SINKING FUNDS AND OTHER FUNDS 1. The theory of the sinking fund.—Corporate bondholders require the assurance that the amount due to them will be paid at maturity. To accomplish this, the indenture provides that a certain annual sum shall be set aside at periodic intervals, which, when invested and reinvested at an assumed rate of interest, will amount to the principal of the debt at the ma turity thereof. The fund set aside is usually placed in the hands of trustees, a trust company ordinarily being designated for this purpose. Detailed pro visions are made in the indenture with reference to the investment of the fund and the -retirement of the debt. The phraseology used in the majority of in dentures, "the sinking fund shall be set aside out of profits," necessitates a charge against revenue and a credit to a sinking fund reserve for the amount of the instalment. At the same time an equivalent amount of cash or other assets is set aside out of the general funds of the company. When the bonds mature, the sinking fund investments are converted into cash and the cash used to retire the indebtedness. The inden ture frequently provides that the sinking fund shall be invested in the very bonds which are to be re deemed; the agreement may also stipulate the price to be paid in repurchasing the bonds. In some cases the bonds which are to be retired from the fund are drawn by lot, and cease to bear interest after the date of drawing. It will be seen, therefore, that the sink ing fund reserve has simply $erved the purpose of withholding from stockholders a certain portion of the profits during the life of the bonds, and that after the retirement of the bonds it reverts to surplus, from which it was miginally created.
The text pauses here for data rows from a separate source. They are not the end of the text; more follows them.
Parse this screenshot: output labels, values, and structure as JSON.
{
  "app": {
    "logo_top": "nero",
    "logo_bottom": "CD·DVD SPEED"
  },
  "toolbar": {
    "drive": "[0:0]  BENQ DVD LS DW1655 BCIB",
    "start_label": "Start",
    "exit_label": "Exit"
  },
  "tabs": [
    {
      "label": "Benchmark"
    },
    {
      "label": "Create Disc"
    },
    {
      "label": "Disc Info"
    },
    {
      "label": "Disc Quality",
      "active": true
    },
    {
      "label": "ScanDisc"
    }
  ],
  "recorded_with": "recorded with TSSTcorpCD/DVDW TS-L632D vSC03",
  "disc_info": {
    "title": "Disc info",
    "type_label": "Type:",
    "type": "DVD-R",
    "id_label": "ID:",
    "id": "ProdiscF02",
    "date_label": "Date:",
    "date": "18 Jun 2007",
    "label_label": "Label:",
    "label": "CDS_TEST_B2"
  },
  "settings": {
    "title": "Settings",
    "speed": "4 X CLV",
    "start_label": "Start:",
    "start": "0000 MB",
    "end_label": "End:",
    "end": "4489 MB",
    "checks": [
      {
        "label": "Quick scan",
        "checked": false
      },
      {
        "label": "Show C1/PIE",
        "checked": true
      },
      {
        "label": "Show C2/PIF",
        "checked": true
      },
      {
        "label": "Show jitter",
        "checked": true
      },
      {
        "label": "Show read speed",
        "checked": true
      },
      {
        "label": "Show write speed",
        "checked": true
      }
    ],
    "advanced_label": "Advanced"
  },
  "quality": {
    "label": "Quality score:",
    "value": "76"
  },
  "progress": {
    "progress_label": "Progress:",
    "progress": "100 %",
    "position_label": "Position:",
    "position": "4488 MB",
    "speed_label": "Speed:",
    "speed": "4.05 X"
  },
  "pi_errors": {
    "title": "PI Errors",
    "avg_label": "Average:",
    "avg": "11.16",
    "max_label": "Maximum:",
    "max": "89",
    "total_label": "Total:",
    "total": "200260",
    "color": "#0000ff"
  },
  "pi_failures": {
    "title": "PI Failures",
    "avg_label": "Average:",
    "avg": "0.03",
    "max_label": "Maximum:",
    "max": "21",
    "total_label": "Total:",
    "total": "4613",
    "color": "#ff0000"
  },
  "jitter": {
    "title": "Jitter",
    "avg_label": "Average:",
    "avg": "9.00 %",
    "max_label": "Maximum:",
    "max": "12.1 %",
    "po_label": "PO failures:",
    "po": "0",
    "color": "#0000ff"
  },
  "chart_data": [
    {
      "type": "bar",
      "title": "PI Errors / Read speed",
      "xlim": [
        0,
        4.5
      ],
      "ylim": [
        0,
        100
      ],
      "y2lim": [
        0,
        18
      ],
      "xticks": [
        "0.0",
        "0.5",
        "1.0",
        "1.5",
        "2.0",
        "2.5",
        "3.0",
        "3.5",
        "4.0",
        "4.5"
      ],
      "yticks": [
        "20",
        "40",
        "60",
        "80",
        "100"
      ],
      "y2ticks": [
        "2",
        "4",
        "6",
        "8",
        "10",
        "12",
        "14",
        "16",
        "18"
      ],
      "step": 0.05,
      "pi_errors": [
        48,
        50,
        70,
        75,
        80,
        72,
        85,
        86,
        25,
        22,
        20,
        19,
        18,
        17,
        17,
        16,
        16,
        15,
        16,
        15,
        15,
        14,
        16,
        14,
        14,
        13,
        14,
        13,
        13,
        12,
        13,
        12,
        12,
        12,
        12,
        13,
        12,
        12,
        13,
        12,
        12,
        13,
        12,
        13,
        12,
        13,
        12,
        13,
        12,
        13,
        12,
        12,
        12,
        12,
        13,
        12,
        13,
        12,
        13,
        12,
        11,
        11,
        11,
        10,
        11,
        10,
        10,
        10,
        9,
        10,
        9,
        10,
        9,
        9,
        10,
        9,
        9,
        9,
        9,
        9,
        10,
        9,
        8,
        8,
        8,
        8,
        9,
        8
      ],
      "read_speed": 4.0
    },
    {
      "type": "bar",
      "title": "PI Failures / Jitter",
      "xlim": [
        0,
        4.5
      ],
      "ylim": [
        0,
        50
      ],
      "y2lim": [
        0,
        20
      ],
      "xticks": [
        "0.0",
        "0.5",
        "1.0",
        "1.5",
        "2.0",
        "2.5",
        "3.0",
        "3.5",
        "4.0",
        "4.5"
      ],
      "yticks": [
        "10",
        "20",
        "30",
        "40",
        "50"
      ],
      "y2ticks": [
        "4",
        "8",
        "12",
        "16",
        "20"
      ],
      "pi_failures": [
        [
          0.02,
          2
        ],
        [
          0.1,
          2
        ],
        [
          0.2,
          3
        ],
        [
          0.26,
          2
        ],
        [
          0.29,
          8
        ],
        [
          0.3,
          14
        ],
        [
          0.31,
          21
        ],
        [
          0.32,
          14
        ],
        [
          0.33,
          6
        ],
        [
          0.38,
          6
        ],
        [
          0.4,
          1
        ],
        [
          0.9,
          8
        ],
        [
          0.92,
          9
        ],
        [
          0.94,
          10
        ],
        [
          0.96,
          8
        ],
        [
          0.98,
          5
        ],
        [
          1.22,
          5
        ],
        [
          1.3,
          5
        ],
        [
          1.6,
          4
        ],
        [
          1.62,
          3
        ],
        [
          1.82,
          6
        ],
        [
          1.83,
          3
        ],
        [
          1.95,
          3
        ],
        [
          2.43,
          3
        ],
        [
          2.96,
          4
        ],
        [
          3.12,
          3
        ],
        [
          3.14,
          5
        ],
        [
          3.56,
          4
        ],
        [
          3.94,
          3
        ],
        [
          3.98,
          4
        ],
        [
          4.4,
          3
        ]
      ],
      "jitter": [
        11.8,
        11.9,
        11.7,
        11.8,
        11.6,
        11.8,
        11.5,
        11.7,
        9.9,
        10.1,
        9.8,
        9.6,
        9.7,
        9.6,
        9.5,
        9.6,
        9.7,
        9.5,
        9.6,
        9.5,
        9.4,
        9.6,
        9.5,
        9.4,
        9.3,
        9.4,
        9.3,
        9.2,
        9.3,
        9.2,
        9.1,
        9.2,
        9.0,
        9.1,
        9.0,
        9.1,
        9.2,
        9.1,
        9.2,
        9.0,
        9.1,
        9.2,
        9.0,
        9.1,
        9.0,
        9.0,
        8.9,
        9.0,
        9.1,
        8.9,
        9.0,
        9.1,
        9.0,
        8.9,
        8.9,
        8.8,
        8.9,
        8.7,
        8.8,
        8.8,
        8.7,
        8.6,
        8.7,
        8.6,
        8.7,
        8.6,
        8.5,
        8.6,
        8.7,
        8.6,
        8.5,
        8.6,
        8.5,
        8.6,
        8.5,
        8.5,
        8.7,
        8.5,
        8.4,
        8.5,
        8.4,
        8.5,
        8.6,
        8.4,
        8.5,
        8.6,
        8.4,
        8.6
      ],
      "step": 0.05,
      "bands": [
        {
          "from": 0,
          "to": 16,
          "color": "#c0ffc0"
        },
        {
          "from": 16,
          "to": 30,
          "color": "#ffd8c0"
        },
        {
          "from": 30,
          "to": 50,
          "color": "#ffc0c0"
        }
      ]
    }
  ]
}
2. The sinking fund reserve a charge against sinking fund reserve practically oper ates as a depreciation reserve, by compelling the cor poration to reinvest a certain portion of its profits in assets. The setting aside of the cash in the sink ing fund constitutes, in its last analysis, a partial , payment on the debt. The profits represented by the sinking fund reserve will ultimately find their way into fixed property investment, and thus serve to keep intact the original investment of the company.
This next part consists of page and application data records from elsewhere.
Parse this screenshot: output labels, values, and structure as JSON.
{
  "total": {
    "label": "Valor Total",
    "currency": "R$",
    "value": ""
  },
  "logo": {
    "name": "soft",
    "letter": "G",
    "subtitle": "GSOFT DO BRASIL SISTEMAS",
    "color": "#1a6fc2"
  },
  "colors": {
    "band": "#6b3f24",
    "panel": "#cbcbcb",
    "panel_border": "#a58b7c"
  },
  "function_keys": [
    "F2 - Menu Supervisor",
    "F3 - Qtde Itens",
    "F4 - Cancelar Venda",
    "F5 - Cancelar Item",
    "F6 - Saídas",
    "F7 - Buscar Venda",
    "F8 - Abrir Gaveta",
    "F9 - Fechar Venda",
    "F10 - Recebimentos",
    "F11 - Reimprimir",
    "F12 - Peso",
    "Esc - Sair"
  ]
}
Therefore if the sinking fund reserve is large enough to take care of the accrued depreciation on physical property, the company is under no compulsion to pro vide in addition a reserve for depreciation. If both reserves have been created simultaneously, income has been charged twice for tlie same thing.
Inasmuch as depreciation is a legitimate charge against the current income account, contributions to the sinking fund reserve are a charge against income if no depreciation reserve is provided. If, however, a depreciation reserve is also created, contributions to the sinking fund reserve should be charged against surplus, and not against current earnings. It will be seen, too, that where both kinds of reseiwes are created, the depreciation reserve will provide for the loss in physical assets, which are due to wear and tear, while the sinking fund reserve results in an accumu lation of profits represented by assets. The assets will enable the corporation to finance the necessary replacements of its physical property out of its earnings.
It is important to note, in passing, that while both reserves may be created simultaneously, they have nothing in common, and are accumulated on different bases.
3. Funds distinguished from reserve$.—A fund is an asset, and as its name implies, consists of an amount of cash or other assets, set aside from the general funds of the company, for a specific purpose. In contradistinction to a fund, a reserve is a credit account created by setting aside a certain portion of the profits or surplus for some specific or general pur pose.
Not infrequently the reserve serves to measure the amount of its corresponding fund. Thus a sinking fund reserve might be set aside out of profits or sur plus by virtue of the provisions of a mortgage inden ture, and at the same time, cash or other assets equiv alent to the amount of the reserve, might be set aside in the sinking fund.